DIRECTIONS: If a line below includes the string "printing", copy it.
*** RECORDS PROVIDED Section Begins ***
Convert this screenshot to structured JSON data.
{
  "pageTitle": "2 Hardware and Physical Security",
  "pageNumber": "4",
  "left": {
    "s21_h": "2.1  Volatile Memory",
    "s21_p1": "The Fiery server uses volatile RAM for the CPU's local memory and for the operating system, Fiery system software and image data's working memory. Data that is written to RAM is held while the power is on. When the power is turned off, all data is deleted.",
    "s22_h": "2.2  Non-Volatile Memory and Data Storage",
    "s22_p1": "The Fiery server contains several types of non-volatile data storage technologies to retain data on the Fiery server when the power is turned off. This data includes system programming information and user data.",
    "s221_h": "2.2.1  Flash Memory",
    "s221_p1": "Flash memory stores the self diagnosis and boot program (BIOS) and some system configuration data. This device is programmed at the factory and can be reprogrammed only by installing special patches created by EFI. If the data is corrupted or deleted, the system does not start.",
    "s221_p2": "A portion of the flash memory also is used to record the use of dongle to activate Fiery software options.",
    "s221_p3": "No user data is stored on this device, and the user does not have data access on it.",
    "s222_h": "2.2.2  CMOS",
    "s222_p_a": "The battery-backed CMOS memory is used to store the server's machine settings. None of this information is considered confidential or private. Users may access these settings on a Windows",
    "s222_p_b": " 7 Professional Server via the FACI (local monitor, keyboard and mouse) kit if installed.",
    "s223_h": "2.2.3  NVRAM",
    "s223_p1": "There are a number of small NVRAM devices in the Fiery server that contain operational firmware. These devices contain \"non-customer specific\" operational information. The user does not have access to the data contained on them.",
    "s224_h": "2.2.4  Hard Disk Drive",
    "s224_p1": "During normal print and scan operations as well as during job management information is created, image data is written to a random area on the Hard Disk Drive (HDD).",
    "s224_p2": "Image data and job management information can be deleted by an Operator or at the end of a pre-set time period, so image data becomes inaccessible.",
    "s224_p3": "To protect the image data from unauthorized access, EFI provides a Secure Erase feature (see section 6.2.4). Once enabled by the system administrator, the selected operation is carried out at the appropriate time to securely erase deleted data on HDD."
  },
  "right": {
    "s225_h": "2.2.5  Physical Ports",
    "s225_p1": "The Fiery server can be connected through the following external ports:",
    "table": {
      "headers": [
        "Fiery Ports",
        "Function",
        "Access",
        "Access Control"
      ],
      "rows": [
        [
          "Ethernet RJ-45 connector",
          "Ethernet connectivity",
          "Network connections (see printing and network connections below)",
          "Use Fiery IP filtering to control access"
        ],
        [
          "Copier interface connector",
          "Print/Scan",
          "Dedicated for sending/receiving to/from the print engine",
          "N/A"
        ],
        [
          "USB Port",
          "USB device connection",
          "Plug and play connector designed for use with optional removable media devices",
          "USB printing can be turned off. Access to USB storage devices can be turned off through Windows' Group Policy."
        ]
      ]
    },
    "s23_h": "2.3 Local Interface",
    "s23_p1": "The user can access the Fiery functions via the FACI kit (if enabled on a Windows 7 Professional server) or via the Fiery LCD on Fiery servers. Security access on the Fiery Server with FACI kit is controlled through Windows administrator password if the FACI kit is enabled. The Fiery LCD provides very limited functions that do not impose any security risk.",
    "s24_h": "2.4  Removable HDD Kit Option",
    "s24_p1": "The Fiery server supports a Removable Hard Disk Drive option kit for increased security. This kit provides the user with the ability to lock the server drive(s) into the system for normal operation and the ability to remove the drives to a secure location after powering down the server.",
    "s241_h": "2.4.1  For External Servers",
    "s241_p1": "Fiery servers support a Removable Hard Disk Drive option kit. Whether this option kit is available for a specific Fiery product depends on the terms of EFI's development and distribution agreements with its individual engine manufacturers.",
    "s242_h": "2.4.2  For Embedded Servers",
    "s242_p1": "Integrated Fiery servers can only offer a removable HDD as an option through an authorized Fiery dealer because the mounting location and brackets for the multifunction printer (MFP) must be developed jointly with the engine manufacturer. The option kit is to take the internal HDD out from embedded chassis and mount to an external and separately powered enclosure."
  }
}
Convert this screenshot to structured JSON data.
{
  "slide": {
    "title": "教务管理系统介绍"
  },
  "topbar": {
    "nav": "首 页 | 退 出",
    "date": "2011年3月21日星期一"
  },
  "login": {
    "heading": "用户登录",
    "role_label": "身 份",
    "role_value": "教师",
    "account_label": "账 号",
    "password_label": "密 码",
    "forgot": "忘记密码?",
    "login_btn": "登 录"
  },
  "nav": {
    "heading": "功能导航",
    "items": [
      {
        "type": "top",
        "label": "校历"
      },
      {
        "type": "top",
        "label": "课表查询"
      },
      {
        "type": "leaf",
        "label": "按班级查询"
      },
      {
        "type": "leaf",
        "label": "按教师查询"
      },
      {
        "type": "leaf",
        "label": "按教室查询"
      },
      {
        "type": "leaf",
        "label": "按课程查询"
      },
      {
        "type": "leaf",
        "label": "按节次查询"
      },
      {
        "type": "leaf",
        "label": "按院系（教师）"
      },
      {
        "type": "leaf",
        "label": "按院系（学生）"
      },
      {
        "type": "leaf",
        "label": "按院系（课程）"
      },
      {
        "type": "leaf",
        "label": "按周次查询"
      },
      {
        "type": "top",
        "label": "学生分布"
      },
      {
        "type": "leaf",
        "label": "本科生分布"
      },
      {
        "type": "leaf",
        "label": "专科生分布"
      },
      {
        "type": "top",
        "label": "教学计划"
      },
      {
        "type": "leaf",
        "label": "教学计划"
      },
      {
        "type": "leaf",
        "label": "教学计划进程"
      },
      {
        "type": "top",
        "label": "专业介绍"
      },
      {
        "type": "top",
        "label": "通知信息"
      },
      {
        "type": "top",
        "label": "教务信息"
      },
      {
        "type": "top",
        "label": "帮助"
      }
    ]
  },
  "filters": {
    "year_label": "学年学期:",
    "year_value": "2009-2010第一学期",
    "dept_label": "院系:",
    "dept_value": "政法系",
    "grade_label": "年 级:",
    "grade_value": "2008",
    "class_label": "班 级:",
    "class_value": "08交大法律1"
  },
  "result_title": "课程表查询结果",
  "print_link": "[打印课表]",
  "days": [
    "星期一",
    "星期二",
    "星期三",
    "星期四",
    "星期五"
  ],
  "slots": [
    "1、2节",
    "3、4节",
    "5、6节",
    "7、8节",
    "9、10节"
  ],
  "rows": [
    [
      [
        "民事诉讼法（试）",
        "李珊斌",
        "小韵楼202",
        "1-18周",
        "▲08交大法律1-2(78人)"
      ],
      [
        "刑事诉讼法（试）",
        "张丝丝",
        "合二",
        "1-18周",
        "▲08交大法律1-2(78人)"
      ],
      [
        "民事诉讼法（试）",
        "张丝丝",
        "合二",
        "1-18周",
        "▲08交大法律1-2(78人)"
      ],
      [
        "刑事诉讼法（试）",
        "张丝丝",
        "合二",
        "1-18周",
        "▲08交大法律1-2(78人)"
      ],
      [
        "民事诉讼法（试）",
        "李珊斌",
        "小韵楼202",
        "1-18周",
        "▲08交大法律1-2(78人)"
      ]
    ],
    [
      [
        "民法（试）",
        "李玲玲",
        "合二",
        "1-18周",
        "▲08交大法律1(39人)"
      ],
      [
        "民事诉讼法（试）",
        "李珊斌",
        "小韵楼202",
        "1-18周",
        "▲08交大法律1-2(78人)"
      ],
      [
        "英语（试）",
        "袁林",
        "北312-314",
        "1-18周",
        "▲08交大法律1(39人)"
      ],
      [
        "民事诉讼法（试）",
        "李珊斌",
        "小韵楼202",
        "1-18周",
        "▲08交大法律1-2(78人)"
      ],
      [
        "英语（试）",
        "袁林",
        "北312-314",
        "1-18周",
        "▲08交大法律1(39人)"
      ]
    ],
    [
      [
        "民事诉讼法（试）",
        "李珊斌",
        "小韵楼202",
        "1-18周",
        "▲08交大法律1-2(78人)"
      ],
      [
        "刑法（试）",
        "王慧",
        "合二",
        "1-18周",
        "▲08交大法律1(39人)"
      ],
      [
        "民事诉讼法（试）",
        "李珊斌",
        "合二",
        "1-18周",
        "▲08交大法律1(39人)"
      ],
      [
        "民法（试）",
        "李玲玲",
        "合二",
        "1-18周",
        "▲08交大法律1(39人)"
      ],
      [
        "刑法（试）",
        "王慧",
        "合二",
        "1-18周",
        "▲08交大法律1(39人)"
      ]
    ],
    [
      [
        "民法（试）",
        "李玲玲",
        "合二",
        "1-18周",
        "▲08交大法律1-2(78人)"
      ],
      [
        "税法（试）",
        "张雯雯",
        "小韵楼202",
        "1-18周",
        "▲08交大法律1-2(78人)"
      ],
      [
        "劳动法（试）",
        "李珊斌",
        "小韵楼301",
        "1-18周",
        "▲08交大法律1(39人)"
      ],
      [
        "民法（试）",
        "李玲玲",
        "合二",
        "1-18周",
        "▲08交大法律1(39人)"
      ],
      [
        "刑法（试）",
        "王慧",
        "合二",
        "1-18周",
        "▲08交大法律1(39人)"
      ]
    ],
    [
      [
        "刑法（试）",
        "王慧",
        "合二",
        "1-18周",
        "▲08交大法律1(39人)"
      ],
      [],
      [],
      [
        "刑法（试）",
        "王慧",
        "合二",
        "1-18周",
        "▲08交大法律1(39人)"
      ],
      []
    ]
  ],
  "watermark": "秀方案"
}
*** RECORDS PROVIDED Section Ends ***
TASK ANSWER:
          "Network connections (see printing and network connections below)",
          "USB printing can be turned off. Access to USB storage devices can be turned off through Windows' Group Policy."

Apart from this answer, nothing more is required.